Member Profile: Ray Industries, Inc.
Ray Industries, Inc. specializes in precision thread rolling, as well as precision machining of ballscrews, lead screws, mechanical actuators, worms and threaded fasteners.
Ray Industries Inc. specializes in precision thread rolling, as well as precision machining of ballscrews, lead screws, mechanical actuators, worms and threaded fasteners.
Raymond Fish started the company in 1976 with only two thread rolling machines. “I started out doing cold forming of threads on parts supplied by customers,” he says. “Over time, a lot of those customers wanted my company to be more involved in the pre-machining and finishing of the parts. That ultimately led us to being a full-service, CNC machine shop with thread rolling capabilities. We can provide the complete part, or we’ll do the thread rolling only.”
Today, Ray Industries has 25 employees in a 40,000-square-foot facility in Waukesha, Wisconsin.
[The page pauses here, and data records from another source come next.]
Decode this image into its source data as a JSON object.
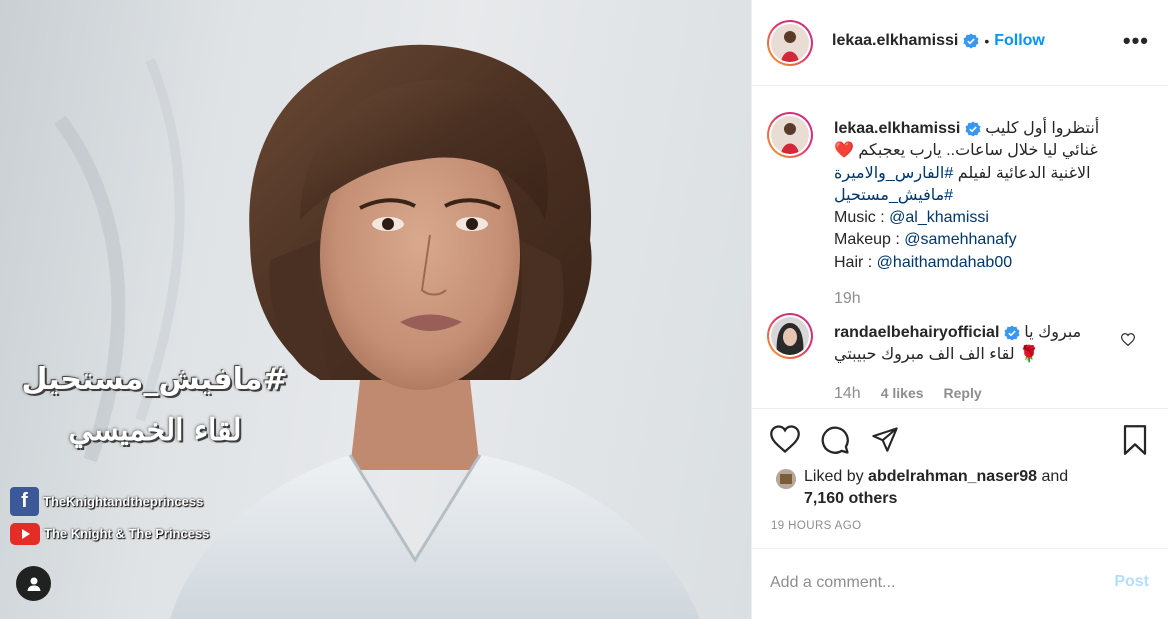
{
  "photo": {
    "overlay_title": "#مافيش_مستحيل",
    "overlay_subtitle": "لقاء الخميسي",
    "facebook_glyph": "f",
    "facebook_page": "TheKnightandtheprincess",
    "youtube_channel": "The Knight & The Princess",
    "user_tag_icon": "person-icon"
  },
  "header": {
    "username": "lekaa.elkhamissi",
    "separator": "•",
    "follow_label": "Follow",
    "more_label": "•••"
  },
  "caption": {
    "username": "lekaa.elkhamissi",
    "line1": "أنتظروا أول كليب",
    "line2": "غنائي ليا خلال ساعات.. يارب يعجبكم ❤️",
    "line3_text": "الاغنية الدعائية لفيلم",
    "line3_hashtag": "#الفارس_والاميرة",
    "line4_hashtag": "#مافيش_مستحيل",
    "music_label": "Music : ",
    "music_handle": "@al_khamissi",
    "makeup_label": "Makeup : ",
    "makeup_handle": "@samehhanafy",
    "hair_label": "Hair : ",
    "hair_handle": "@haithamdahab00",
    "time": "19h"
  },
  "comment": {
    "username": "randaelbehairyofficial",
    "line1": "مبروك يا",
    "line2": "لقاء الف الف مبروك حبيبتي 🌹",
    "time": "14h",
    "likes": "4 likes",
    "reply_label": "Reply"
  },
  "actions": {
    "liked_by_prefix": "Liked by ",
    "liked_by_user": "abdelrahman_naser98",
    "liked_by_suffix": " and",
    "others": "7,160 others",
    "date": "19 HOURS AGO"
  },
  "comment_box": {
    "placeholder": "Add a comment...",
    "post_label": "Post"
  },
  "colors": {
    "accent": "#0095f6",
    "link": "#00376b",
    "muted": "#8e8e8e",
    "heart": "#ed4956"
  }
}
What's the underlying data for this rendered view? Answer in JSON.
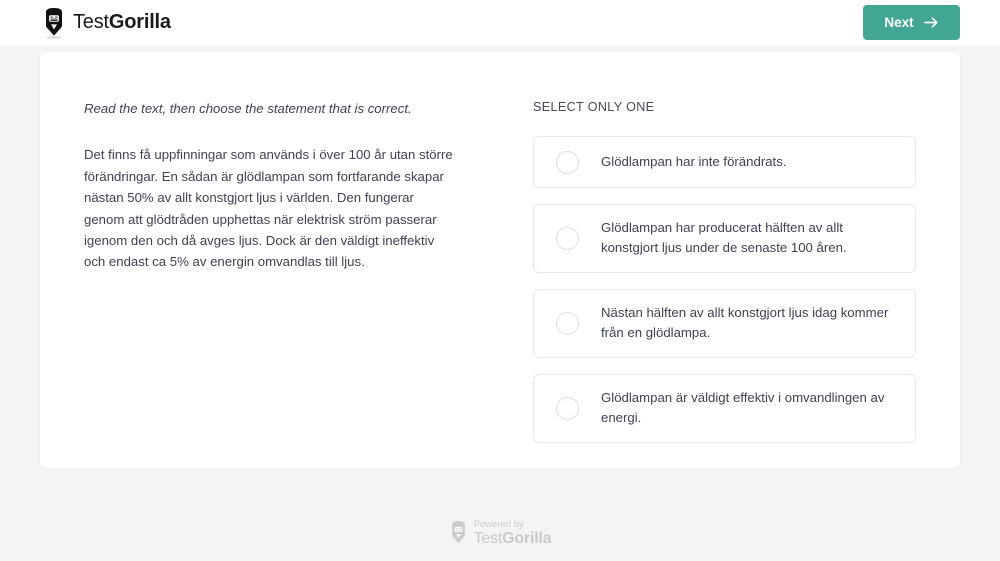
{
  "header": {
    "brand": {
      "icon": "gorilla-head-icon",
      "name_light": "Test",
      "name_bold": "Gorilla"
    },
    "next_button": {
      "label": "Next",
      "icon": "arrow-right-icon"
    }
  },
  "main": {
    "instruction": "Read the text, then choose the statement that is correct.",
    "passage": "Det finns få uppfinningar som används i över 100 år utan större förändringar. En sådan är glödlampan som fortfarande skapar nästan 50% av allt konstgjort ljus i världen. Den fungerar genom att glödtråden upphettas när elektrisk ström passerar igenom den och då avges ljus. Dock är den väldigt ineffektiv och endast ca 5% av energin omvandlas till ljus.",
    "select_label": "SELECT ONLY ONE",
    "options": [
      {
        "text": "Glödlampan har inte förändrats."
      },
      {
        "text": "Glödlampan har producerat hälften av allt konstgjort ljus under de senaste 100 åren."
      },
      {
        "text": "Nästan hälften av allt konstgjort ljus idag kommer från en glödlampa."
      },
      {
        "text": "Glödlampan är väldigt effektiv i omvandlingen av energi."
      }
    ]
  },
  "footer": {
    "powered_by": "Powered by",
    "brand_light": "Test",
    "brand_bold": "Gorilla",
    "icon": "gorilla-head-icon"
  },
  "colors": {
    "accent": "#41a694",
    "page_background": "#f4f4f5",
    "card_background": "#ffffff",
    "text": "#3f4254",
    "border": "#e8e8ea"
  }
}
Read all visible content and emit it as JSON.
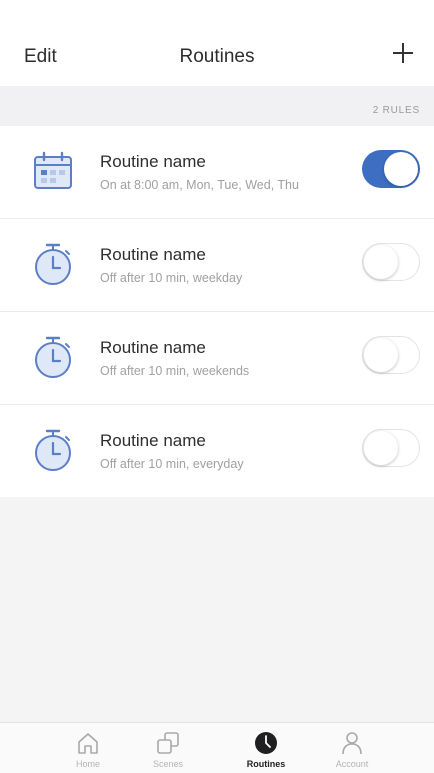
{
  "header": {
    "edit_label": "Edit",
    "title": "Routines",
    "add_icon": "plus-icon"
  },
  "section": {
    "count_label": "2 RULES"
  },
  "routines": [
    {
      "name": "Routine name",
      "detail": "On at 8:00 am, Mon, Tue, Wed, Thu",
      "icon": "calendar-icon",
      "enabled": true
    },
    {
      "name": "Routine name",
      "detail": "Off after 10 min, weekday",
      "icon": "timer-icon",
      "enabled": false
    },
    {
      "name": "Routine name",
      "detail": "Off after 10 min, weekends",
      "icon": "timer-icon",
      "enabled": false
    },
    {
      "name": "Routine name",
      "detail": "Off after 10 min, everyday",
      "icon": "timer-icon",
      "enabled": false
    }
  ],
  "tabbar": {
    "tabs": [
      {
        "label": "Home",
        "icon": "home-icon",
        "active": false
      },
      {
        "label": "Scenes",
        "icon": "scenes-icon",
        "active": false
      },
      {
        "label": "Routines",
        "icon": "routines-icon",
        "active": true
      },
      {
        "label": "Account",
        "icon": "account-icon",
        "active": false
      }
    ]
  },
  "colors": {
    "accent": "#3d6ec2",
    "icon_stroke": "#5b7fc6",
    "icon_fill": "#dfe8f7"
  }
}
The company recently received its ISO 9001-2000 certification for CNC precision machining and thread rolling.
In addition to its CNC equipment, Ray Industries has multiple-spindle screw machines, subspindle machines, live tooling, shaft machines, two-axis machines, vertical machining centers and turning centers, as well as production mills and saws. “We do just about everything in the plant except heat treating, grinding and plating,” Mr. Fish says.
Markets served by Ray Industries include agriculture, computer, construction, energy, fluid power, machine tool, medical, metalworking, mining, petrochemical, printing, textile, transportation and utility. “We make parts for everything from snow blowers and hospital beds to marine outboard engines,” says Mr. Fish. “We stay away from parts that can be easily sourced offshore. We prefer to keep the quantity small. A typical job for us might be a thousand pieces.”
Not all of the company’s customers are OEMs. “We make a lot of parts for other machine shops, including PMPA members that have OEM customers,” Mr. Fish explains. “Sometimes I don’t even know the identity of the end user of the parts.”
Ray Industries can thread roll parts up to 9 inches in diameter and virtually any length. “The only thing that would limit us is the length of the bar,” Mr. Fish continues. “Typically, most of our work is 2 inches and less, with 1-inch diameter being the most common size we handle. We also work with a variety of materials. We can roll up to the mid-40s Rockwell C hardness, but our preferred material is 1018.”
Ray Industries has been a PMPA member since 1996. “I felt that joining was important for the information that PMPA provides,” says Mr. Fish. “Plus, being a member adds some credibility to our machining operation.”
Mr. Fish is a big user of the PMPA Listserves. “I read every post that comes through in the Listserve,” he says. “I get all of the lists, not just one or two, so I see everything that comes through. It’s always educational and often entertaining at the same time. I respond to the Listserve questions that are related to threads because that’s my business. For the posts that involve machining, I read the responses in order to educate myself.”
Although his official title is president and owner, Mr. Fish also handles his company’s accounting, payroll, quoting, writing custom programs for the shop and purchasing. “I just haven’t been able to break away and get involved in some of the PMPA activities,” he explains. “But I have sent people from my company to attend some of the conferences.
“Being a PMPA member helps my company a lot,” Mr. Fish points out. “We incorporate the PMPA logo in all of our forms and sales materials. I’m sure that adds credibility because we get inquiries from people who see that we’re a member.” He adds, “I really like the PMPA staff. They always offer good commentary on the questions that come up.”
Mr. Fish says he plans to participate in the PMPA financial survey soon. “It’s on a spreadsheet, and it’s easy to do,” he says. “I just have to sit down and start plugging in the information. I know that once I do, it’s going to pay off for me. I’m always analyzing my company’s financial statements, so it will be nice to know how we compare with other companies our size in the industry.”